**Your assignment**
For every line in the data below that contains "this", copy the line.

**Available records**
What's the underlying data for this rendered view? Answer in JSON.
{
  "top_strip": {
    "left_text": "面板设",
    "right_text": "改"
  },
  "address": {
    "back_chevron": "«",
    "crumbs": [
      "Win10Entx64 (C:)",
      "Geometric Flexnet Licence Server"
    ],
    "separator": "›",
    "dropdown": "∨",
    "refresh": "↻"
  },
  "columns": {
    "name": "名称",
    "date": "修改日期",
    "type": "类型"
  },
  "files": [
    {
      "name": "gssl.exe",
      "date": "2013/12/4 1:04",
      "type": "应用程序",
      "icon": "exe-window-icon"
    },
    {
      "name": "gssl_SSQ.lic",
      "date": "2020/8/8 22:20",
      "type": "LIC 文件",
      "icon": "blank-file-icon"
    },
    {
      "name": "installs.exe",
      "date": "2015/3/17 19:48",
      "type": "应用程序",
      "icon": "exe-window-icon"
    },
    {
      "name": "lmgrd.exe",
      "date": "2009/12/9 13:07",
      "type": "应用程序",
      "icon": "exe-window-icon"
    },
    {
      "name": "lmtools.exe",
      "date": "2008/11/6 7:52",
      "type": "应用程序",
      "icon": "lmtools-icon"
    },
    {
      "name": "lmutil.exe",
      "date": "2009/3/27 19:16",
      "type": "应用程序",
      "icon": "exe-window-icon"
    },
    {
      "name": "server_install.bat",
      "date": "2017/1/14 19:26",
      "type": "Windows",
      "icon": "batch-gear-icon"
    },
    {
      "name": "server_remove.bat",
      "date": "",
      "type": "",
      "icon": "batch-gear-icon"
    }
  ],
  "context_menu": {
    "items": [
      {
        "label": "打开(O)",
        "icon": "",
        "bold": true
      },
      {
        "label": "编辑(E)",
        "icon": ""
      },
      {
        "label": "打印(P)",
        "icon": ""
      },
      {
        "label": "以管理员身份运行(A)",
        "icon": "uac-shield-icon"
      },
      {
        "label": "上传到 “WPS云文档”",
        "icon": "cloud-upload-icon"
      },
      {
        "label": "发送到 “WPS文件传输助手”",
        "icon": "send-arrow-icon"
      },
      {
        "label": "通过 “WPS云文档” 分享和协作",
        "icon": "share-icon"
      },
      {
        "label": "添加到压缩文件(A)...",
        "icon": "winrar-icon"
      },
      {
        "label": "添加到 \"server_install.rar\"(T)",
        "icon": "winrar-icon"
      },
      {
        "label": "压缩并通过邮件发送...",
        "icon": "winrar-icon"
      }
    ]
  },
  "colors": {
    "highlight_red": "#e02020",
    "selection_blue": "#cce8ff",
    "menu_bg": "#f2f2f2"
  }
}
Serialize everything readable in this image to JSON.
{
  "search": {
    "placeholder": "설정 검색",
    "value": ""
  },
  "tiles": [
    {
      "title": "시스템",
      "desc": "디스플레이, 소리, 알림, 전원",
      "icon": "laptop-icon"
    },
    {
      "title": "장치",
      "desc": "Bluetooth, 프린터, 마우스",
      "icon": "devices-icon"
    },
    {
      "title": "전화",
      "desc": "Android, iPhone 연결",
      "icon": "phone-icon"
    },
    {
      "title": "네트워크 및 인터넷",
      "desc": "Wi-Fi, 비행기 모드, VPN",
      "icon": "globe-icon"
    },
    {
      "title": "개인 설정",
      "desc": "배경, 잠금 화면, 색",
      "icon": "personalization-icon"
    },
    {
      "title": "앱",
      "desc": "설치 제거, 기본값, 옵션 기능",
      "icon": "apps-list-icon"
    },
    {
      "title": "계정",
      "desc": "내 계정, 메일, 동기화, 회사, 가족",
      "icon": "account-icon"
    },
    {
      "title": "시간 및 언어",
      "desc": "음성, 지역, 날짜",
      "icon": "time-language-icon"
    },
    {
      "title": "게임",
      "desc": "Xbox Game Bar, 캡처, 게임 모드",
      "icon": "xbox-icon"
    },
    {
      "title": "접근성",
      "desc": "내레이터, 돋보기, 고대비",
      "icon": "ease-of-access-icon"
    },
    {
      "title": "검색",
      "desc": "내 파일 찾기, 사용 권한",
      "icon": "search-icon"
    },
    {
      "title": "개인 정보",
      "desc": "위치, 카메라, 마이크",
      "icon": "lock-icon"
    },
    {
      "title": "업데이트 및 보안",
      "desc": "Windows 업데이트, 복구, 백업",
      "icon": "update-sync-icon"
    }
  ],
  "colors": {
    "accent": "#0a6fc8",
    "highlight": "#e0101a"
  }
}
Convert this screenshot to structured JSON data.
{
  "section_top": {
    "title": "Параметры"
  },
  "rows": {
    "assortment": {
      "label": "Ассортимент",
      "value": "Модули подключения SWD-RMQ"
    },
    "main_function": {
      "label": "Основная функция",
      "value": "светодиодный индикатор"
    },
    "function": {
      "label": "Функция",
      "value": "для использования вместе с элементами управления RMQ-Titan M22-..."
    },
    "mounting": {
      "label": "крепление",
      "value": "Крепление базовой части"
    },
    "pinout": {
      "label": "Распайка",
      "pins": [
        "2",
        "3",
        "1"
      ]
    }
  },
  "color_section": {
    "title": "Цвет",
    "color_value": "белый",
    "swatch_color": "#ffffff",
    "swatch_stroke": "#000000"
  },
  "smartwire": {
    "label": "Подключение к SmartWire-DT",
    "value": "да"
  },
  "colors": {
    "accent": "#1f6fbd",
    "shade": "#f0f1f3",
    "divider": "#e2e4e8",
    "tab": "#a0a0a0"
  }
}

**Solution below**
What's the underlying data for this rendered view? Answer in JSON.
Serialize everything readable in this image to JSON.
Convert this screenshot to structured JSON data.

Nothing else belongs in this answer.